This is what Jesus, the Word-made-flesh, said and did at the Last Supper:
And he took bread, and when he had given thanks he broke it and gave it to them, saying, “This is my body which is given for you. Do this in remembrance of me.” (Lk 22:19)
“Do this in remembrance of me.” That is the command of Jesus. It’s the command of God. It seems clear that God is commanding not just “a” but “the” religious ceremony, ritual and sacrifice of all time. He didn’t say, “Do this if you want.” Sunday participation in the sacrifice of the Holy Mass is not optional.
There’s no need for the Church!
According to Jesus Christ, the Church is necessary and has authority:
Blessed are you, Simon Bar-Jona! For flesh and blood has not revealed this to you, but my Father who is in heaven. And I tell you, you are Peter, and on this rock I will build my church, and the powers of death shall not prevail against it. I will give you the keys of the kingdom of heaven, and whatever you bind on earth shall be bound in heaven, and whatever you loose on earth shall be loosed in heaven.” (Mt 16:17-19)

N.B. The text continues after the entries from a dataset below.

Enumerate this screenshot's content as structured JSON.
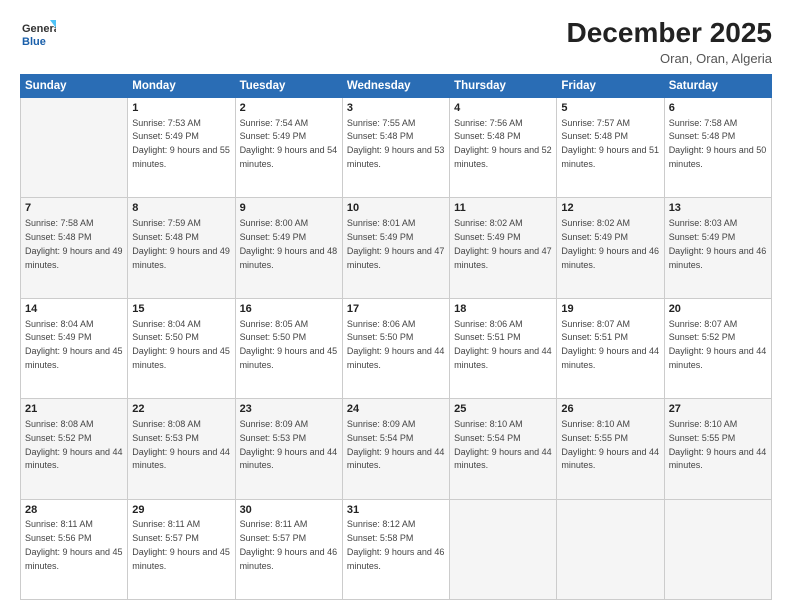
{
  "header": {
    "logo_line1": "General",
    "logo_line2": "Blue",
    "month": "December 2025",
    "location": "Oran, Oran, Algeria"
  },
  "weekdays": [
    "Sunday",
    "Monday",
    "Tuesday",
    "Wednesday",
    "Thursday",
    "Friday",
    "Saturday"
  ],
  "weeks": [
    [
      {
        "day": "",
        "sunrise": "",
        "sunset": "",
        "daylight": ""
      },
      {
        "day": "1",
        "sunrise": "7:53 AM",
        "sunset": "5:49 PM",
        "daylight": "9 hours and 55 minutes."
      },
      {
        "day": "2",
        "sunrise": "7:54 AM",
        "sunset": "5:49 PM",
        "daylight": "9 hours and 54 minutes."
      },
      {
        "day": "3",
        "sunrise": "7:55 AM",
        "sunset": "5:48 PM",
        "daylight": "9 hours and 53 minutes."
      },
      {
        "day": "4",
        "sunrise": "7:56 AM",
        "sunset": "5:48 PM",
        "daylight": "9 hours and 52 minutes."
      },
      {
        "day": "5",
        "sunrise": "7:57 AM",
        "sunset": "5:48 PM",
        "daylight": "9 hours and 51 minutes."
      },
      {
        "day": "6",
        "sunrise": "7:58 AM",
        "sunset": "5:48 PM",
        "daylight": "9 hours and 50 minutes."
      }
    ],
    [
      {
        "day": "7",
        "sunrise": "7:58 AM",
        "sunset": "5:48 PM",
        "daylight": "9 hours and 49 minutes."
      },
      {
        "day": "8",
        "sunrise": "7:59 AM",
        "sunset": "5:48 PM",
        "daylight": "9 hours and 49 minutes."
      },
      {
        "day": "9",
        "sunrise": "8:00 AM",
        "sunset": "5:49 PM",
        "daylight": "9 hours and 48 minutes."
      },
      {
        "day": "10",
        "sunrise": "8:01 AM",
        "sunset": "5:49 PM",
        "daylight": "9 hours and 47 minutes."
      },
      {
        "day": "11",
        "sunrise": "8:02 AM",
        "sunset": "5:49 PM",
        "daylight": "9 hours and 47 minutes."
      },
      {
        "day": "12",
        "sunrise": "8:02 AM",
        "sunset": "5:49 PM",
        "daylight": "9 hours and 46 minutes."
      },
      {
        "day": "13",
        "sunrise": "8:03 AM",
        "sunset": "5:49 PM",
        "daylight": "9 hours and 46 minutes."
      }
    ],
    [
      {
        "day": "14",
        "sunrise": "8:04 AM",
        "sunset": "5:49 PM",
        "daylight": "9 hours and 45 minutes."
      },
      {
        "day": "15",
        "sunrise": "8:04 AM",
        "sunset": "5:50 PM",
        "daylight": "9 hours and 45 minutes."
      },
      {
        "day": "16",
        "sunrise": "8:05 AM",
        "sunset": "5:50 PM",
        "daylight": "9 hours and 45 minutes."
      },
      {
        "day": "17",
        "sunrise": "8:06 AM",
        "sunset": "5:50 PM",
        "daylight": "9 hours and 44 minutes."
      },
      {
        "day": "18",
        "sunrise": "8:06 AM",
        "sunset": "5:51 PM",
        "daylight": "9 hours and 44 minutes."
      },
      {
        "day": "19",
        "sunrise": "8:07 AM",
        "sunset": "5:51 PM",
        "daylight": "9 hours and 44 minutes."
      },
      {
        "day": "20",
        "sunrise": "8:07 AM",
        "sunset": "5:52 PM",
        "daylight": "9 hours and 44 minutes."
      }
    ],
    [
      {
        "day": "21",
        "sunrise": "8:08 AM",
        "sunset": "5:52 PM",
        "daylight": "9 hours and 44 minutes."
      },
      {
        "day": "22",
        "sunrise": "8:08 AM",
        "sunset": "5:53 PM",
        "daylight": "9 hours and 44 minutes."
      },
      {
        "day": "23",
        "sunrise": "8:09 AM",
        "sunset": "5:53 PM",
        "daylight": "9 hours and 44 minutes."
      },
      {
        "day": "24",
        "sunrise": "8:09 AM",
        "sunset": "5:54 PM",
        "daylight": "9 hours and 44 minutes."
      },
      {
        "day": "25",
        "sunrise": "8:10 AM",
        "sunset": "5:54 PM",
        "daylight": "9 hours and 44 minutes."
      },
      {
        "day": "26",
        "sunrise": "8:10 AM",
        "sunset": "5:55 PM",
        "daylight": "9 hours and 44 minutes."
      },
      {
        "day": "27",
        "sunrise": "8:10 AM",
        "sunset": "5:55 PM",
        "daylight": "9 hours and 44 minutes."
      }
    ],
    [
      {
        "day": "28",
        "sunrise": "8:11 AM",
        "sunset": "5:56 PM",
        "daylight": "9 hours and 45 minutes."
      },
      {
        "day": "29",
        "sunrise": "8:11 AM",
        "sunset": "5:57 PM",
        "daylight": "9 hours and 45 minutes."
      },
      {
        "day": "30",
        "sunrise": "8:11 AM",
        "sunset": "5:57 PM",
        "daylight": "9 hours and 46 minutes."
      },
      {
        "day": "31",
        "sunrise": "8:12 AM",
        "sunset": "5:58 PM",
        "daylight": "9 hours and 46 minutes."
      },
      {
        "day": "",
        "sunrise": "",
        "sunset": "",
        "daylight": ""
      },
      {
        "day": "",
        "sunrise": "",
        "sunset": "",
        "daylight": ""
      },
      {
        "day": "",
        "sunrise": "",
        "sunset": "",
        "daylight": ""
      }
    ]
  ],
  "labels": {
    "sunrise_prefix": "Sunrise: ",
    "sunset_prefix": "Sunset: ",
    "daylight_prefix": "Daylight: "
  }
}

Notice that Jesus founded his Church (in the singular, not plural) on Peter, the leader of the apostles who became the First Bishop of Rome. The Church has bishops today. The head bishop is called the pope. It’s clear that a structured Church with leaders was divinely constituted by Jesus Christ himself. It’s a matter of history. Sure, in the early days the Church was smaller, which meant its structure was simpler. Today there are 1.3 billion Catholics. That means a bigger Church. But the basic, essential structure remains the same as that of the early Church. The pope is the earthly leader of the Church. The bishops (successors of the apostles) in communion with him govern the Church and their respective dioceses. Priests and deacons serve in their distinct capacities as members of the hierarchy.
The fact is, heaven is not automatic and religion does matter.
We don’t get to make God into whomever we want. Thinking you can do that doesn’t work. He’s not a Divine Teddy Bear. We don’t get to decide for ourselves what is required to attain Beatitude in heaven—God does. God himself taught that the majority of people will not attain eternal life. Not everybody gets to go to heaven. And thinking that religion is irrelevant and there’s no need to seek the truth and adhere to it once found is dangerously presumptive. It assumes that God is indifferent to the truth—another terrible notion. Hoping for glory without merit, thinking sexual sin is no big deal, deciding one can believe whatever and there are no consequences for such a choice—all these are in fact the grave sin of presumption, which is itself a grave sin against the First Commandment.
What’s the solution? Get serious about the truth. God deigned the human intellect so as to seek and know the highest truth: God. Leave indifference and relativism and the “anti-church” mindset and the new deism behind. Stop ascribing to man-made religions and pagan ideas, put your faith in Christ, and be baptized in the Church. Live the Catholic life of divine faith and worship by virtue of following the true Christian religion transmitted by the Church Christ himself founded in A.D. 33.
Deacon Frederick Bartels is a member of the Catholic clergy who serves the Church in the diocese of Pueblo. He holds an MA in Theology and Educational Ministry and is a Catholic educator, public speaker, and evangelist who strives to infuse culture with the saving principles of the gospel.